MELANIE: Okay. So, we try all of these things and you mentioned sunglasses because I always find that interesting. You see a parent sitting on the beach with sunglasses on and their kids are running around without them on. And little kids’ little eyes can burn even faster than adults. That’s a really good one and the hat, too. So, is this something do you think, Dawn, that doctors should be bringing up with their patients about? Dermatologists do, but what about regular docs?

DAWN: Definitely. It is a great idea for doctors to encourage their patients to use sun protection and to remind parents to protect their kids. But, in particular, we have great evidence showing that counseling in a clinical setting – so, by your physician, or nurse, or another practioner - counseling for fair skinned patients between the ages of 10 and 25 about skin cancer prevention has actually been shown to lead to improvements in their use of sun protection and reduce their use of indoor tanning. We know that doctors talking to their patients works.

MELANIE: You know what I heard works, too, especially with the younger set, Dawn, is appealing to their vanity. As opposed to skin cancer, which they don’t believe they’ll ever get. Then, you talk about wrinkles and the nasty look of a face with those marks on them and having basal cell things removed from your face and your scalp. Those kinds of things tend to work in that sort of kind of scared straight tactic. What do you think?

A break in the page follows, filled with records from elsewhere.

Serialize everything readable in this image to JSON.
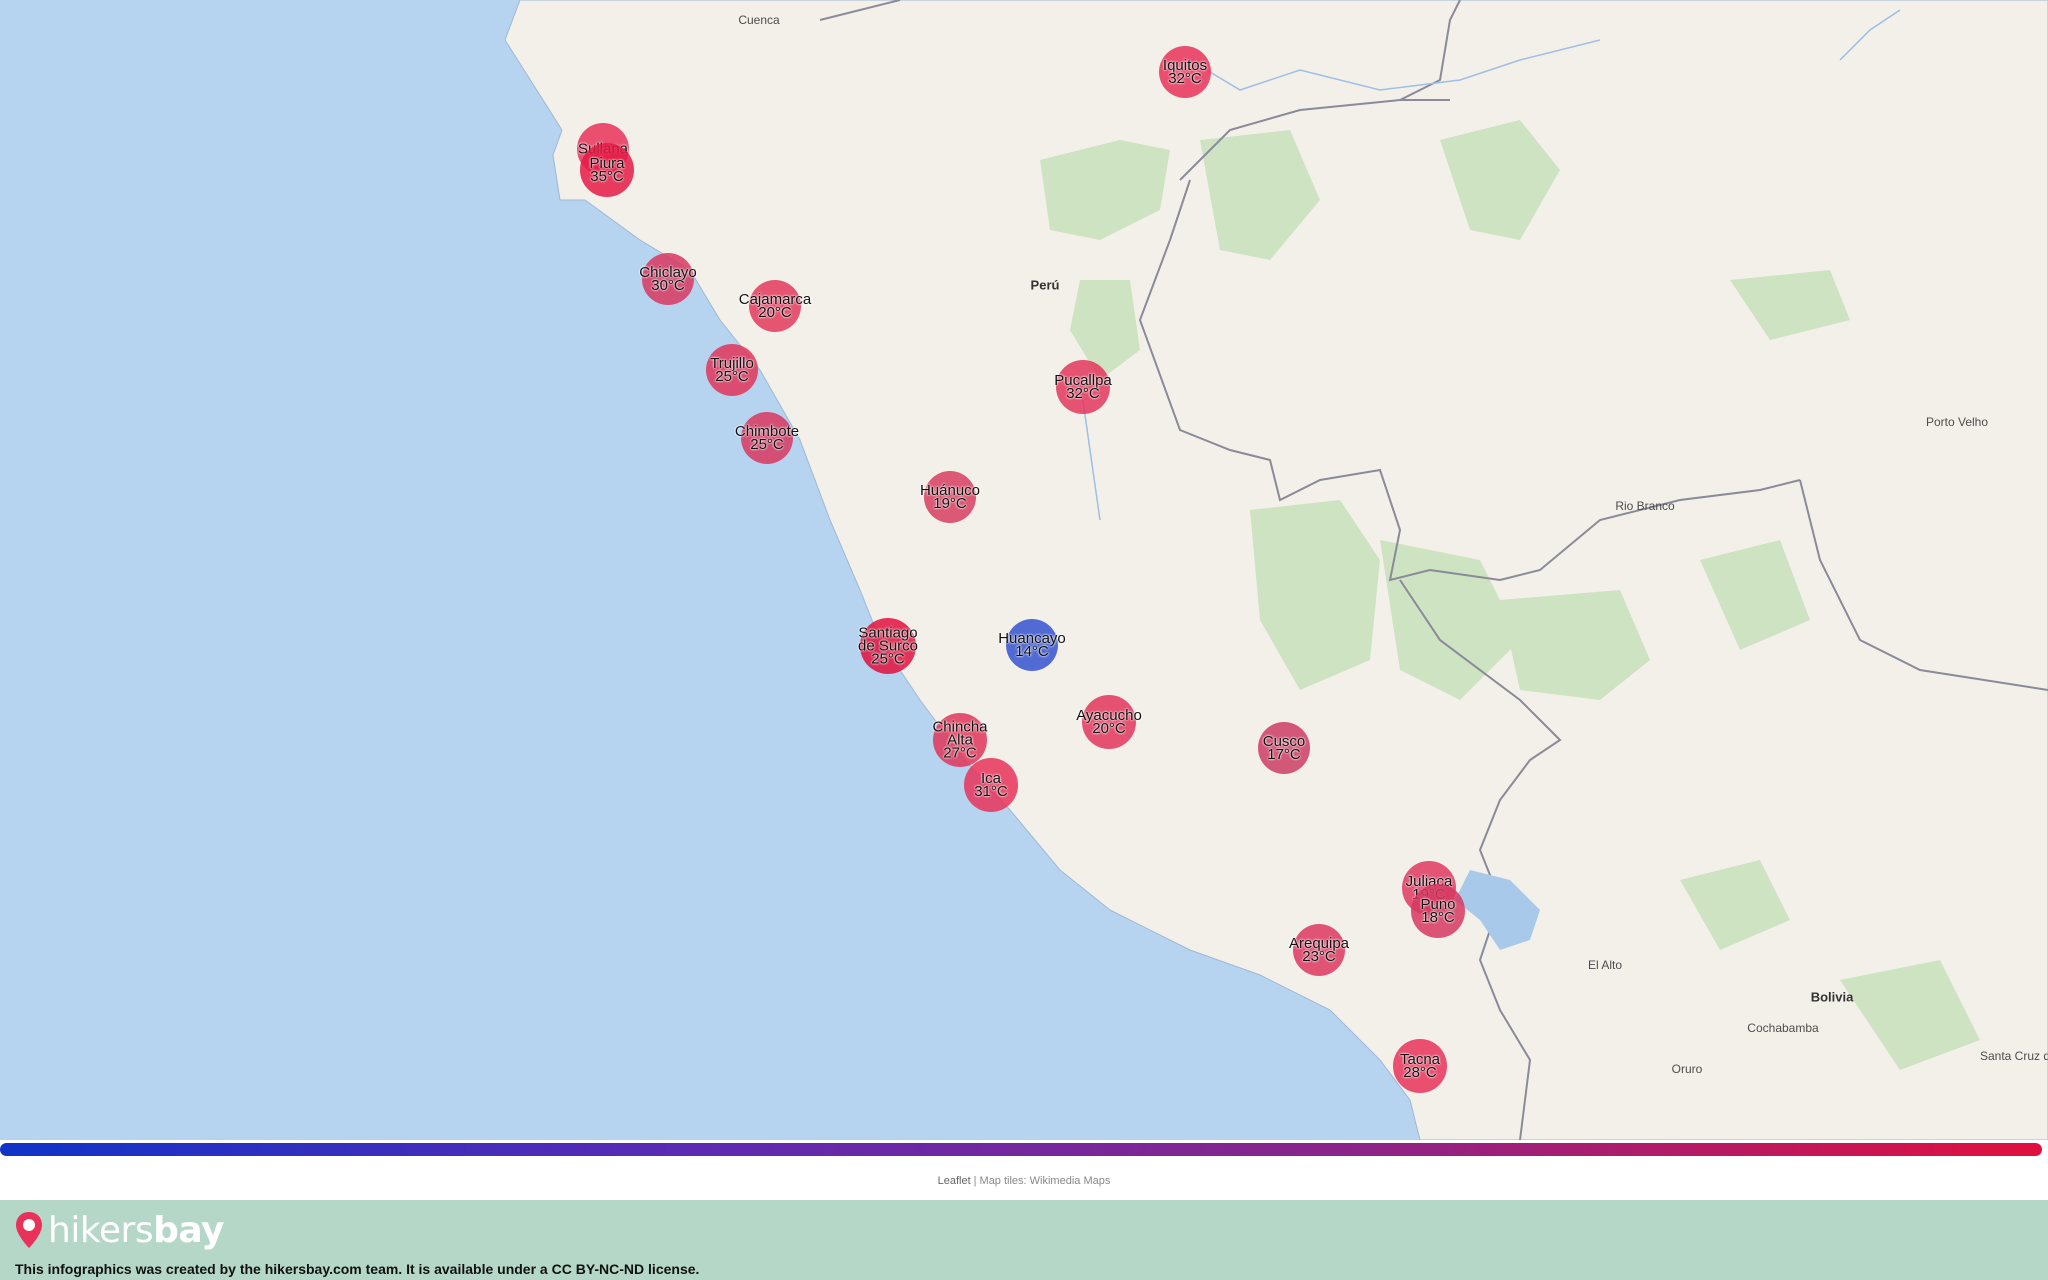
{
  "map": {
    "basemap_labels": [
      {
        "name": "Cuenca"
      },
      {
        "name": "Perú",
        "kind": "country"
      },
      {
        "name": "Porto Velho"
      },
      {
        "name": "Rio Branco"
      },
      {
        "name": "El Alto"
      },
      {
        "name": "Bolivia",
        "kind": "country"
      },
      {
        "name": "Cochabamba"
      },
      {
        "name": "Santa Cruz d"
      },
      {
        "name": "Oruro"
      }
    ],
    "cities": [
      {
        "name": "Iquitos",
        "temp": "32°C",
        "color": "#e8325a"
      },
      {
        "name": "Sullana",
        "temp": "",
        "color": "#e8325a"
      },
      {
        "name": "Piura",
        "temp": "35°C",
        "color": "#e51a45"
      },
      {
        "name": "Chiclayo",
        "temp": "30°C",
        "color": "#d8375f"
      },
      {
        "name": "Cajamarca",
        "temp": "20°C",
        "color": "#e23a5c"
      },
      {
        "name": "Trujillo",
        "temp": "25°C",
        "color": "#e0355b"
      },
      {
        "name": "Chimbote",
        "temp": "25°C",
        "color": "#d8375f"
      },
      {
        "name": "Pucallpa",
        "temp": "32°C",
        "color": "#e3365c"
      },
      {
        "name": "Huánuco",
        "temp": "19°C",
        "color": "#d63e60"
      },
      {
        "name": "Huancayo",
        "temp": "14°C",
        "color": "#3553d0"
      },
      {
        "name": "Santiago de Surco",
        "temp": "25°C",
        "color": "#e0103e"
      },
      {
        "name": "Chincha Alta",
        "temp": "27°C",
        "color": "#e0355b"
      },
      {
        "name": "Ayacucho",
        "temp": "20°C",
        "color": "#e2365c"
      },
      {
        "name": "Ica",
        "temp": "31°C",
        "color": "#e8325a"
      },
      {
        "name": "Cusco",
        "temp": "17°C",
        "color": "#cc3c64"
      },
      {
        "name": "Juliaca",
        "temp": "19°C",
        "color": "#df3860"
      },
      {
        "name": "Puno",
        "temp": "18°C",
        "color": "#d63862"
      },
      {
        "name": "Arequipa",
        "temp": "23°C",
        "color": "#dc3760"
      },
      {
        "name": "Tacna",
        "temp": "28°C",
        "color": "#e8325a"
      }
    ],
    "scale_colors": [
      "#1033c8",
      "#5b2bb3",
      "#8c2489",
      "#e0103e"
    ],
    "ocean_color": "#b6d3ef",
    "land_color": "#f2efe8",
    "attribution": {
      "leaflet": "Leaflet",
      "separator": "|",
      "tiles": "Map tiles: Wikimedia Maps"
    }
  },
  "footer": {
    "logo_text_light": "hikers",
    "logo_text_bold": "bay",
    "license": "This infographics was created by the hikersbay.com team. It is available under a CC BY-NC-ND license.",
    "background": "#b4d7c7"
  }
}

DAWN: That’s a great point. We’ve seen that work really well with folks who are into tanning and use either sunbathing outdoors or indoor tanning as a way to get a tan. They are very appearance focused anyway, so you are tapping into that motivation to keep their skin looking healthy and youthful. And we know that UV exposure is one of the key causes of premature skin aging. So, the wrinkles and age spots that everyone tries to avoid. And I think that also just encouraging people to use some protection so they avoid getting a sunburn because no one wants that because it doesn’t look good and it can be painful and uncomfortable.

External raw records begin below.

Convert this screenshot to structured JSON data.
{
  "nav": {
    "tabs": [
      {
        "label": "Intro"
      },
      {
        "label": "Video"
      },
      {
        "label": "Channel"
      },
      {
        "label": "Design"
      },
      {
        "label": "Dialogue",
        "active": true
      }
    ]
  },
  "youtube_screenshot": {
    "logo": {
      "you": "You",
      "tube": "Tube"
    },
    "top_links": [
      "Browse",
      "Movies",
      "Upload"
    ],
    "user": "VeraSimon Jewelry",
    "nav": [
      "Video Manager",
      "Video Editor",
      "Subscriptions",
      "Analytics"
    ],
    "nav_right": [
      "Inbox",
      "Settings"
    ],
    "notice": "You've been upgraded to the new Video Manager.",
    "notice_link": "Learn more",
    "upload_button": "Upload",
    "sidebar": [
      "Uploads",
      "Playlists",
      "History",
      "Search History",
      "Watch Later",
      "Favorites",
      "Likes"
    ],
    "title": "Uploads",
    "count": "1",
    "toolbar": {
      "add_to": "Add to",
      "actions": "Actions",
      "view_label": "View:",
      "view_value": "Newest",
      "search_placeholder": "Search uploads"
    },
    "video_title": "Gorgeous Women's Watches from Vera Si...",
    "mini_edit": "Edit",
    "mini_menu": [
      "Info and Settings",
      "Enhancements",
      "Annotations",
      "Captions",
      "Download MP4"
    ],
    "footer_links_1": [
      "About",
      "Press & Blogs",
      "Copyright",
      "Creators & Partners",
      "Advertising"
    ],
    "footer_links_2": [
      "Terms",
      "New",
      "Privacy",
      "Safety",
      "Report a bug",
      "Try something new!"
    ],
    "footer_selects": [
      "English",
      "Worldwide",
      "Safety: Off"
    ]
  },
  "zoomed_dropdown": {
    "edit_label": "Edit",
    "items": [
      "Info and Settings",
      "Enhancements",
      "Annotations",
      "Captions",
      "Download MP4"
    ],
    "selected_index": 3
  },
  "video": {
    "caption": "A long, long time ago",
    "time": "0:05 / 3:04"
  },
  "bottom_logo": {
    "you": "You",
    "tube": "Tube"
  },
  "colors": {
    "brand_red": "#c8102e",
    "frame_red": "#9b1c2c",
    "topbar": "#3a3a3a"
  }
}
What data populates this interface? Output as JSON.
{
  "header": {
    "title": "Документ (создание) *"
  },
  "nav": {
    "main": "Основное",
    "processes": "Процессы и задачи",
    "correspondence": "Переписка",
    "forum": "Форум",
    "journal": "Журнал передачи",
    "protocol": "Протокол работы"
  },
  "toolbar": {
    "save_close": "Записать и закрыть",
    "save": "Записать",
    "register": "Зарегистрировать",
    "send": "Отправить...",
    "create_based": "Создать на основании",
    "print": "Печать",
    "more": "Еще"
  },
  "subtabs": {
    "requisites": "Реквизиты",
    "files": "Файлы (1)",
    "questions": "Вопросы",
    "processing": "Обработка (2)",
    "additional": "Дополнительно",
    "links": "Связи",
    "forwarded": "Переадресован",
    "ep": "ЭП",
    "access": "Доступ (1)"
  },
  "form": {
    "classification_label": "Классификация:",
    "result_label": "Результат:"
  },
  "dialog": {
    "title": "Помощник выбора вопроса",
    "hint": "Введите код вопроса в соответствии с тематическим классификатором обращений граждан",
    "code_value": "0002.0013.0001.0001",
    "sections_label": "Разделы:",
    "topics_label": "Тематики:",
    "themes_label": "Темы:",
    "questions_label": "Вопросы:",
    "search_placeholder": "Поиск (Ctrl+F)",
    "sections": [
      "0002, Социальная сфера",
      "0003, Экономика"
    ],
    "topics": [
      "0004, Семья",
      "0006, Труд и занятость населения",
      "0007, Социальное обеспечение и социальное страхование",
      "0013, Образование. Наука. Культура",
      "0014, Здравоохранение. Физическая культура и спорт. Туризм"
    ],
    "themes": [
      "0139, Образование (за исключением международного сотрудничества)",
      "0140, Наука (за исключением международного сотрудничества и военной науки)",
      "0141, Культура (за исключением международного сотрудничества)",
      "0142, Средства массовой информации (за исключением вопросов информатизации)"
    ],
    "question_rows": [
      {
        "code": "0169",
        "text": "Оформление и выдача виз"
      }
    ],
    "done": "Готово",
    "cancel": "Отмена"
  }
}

MELANIE: Absolutely. In the last 30 seconds, Dawn, sum it up for us. Give us your best advice as a CDC research scientist, cool job that you have in sunscreen and why we have been using it wrong. Just about 30 seconds here.

DAWN: I would just say we all need to take responsibility for keeping our skin healthy and safe and helping our children stay sun safe and that, of course, includes using sunscreen while you’re outdoors in the sun. Look for SPF 15 or higher and be sure that sunscreen is broad spectrum. Be sure to pair it with other forms of protection like clothing, wide brim hats and staying in the shade.

MELANIE: Thank you. It’s great information. If you missed any of the great information that we’re giving here, you can listen anytime on demand or on the go at You can listen to us on iHeartRadio and download the segments on iTunes. Share them you’re your friends. Put them on Facebook. We’re all over the place. That way everybody gets to learn together.

This is Melanie Cole for RadioMD. The show is Health Radio. Stay well.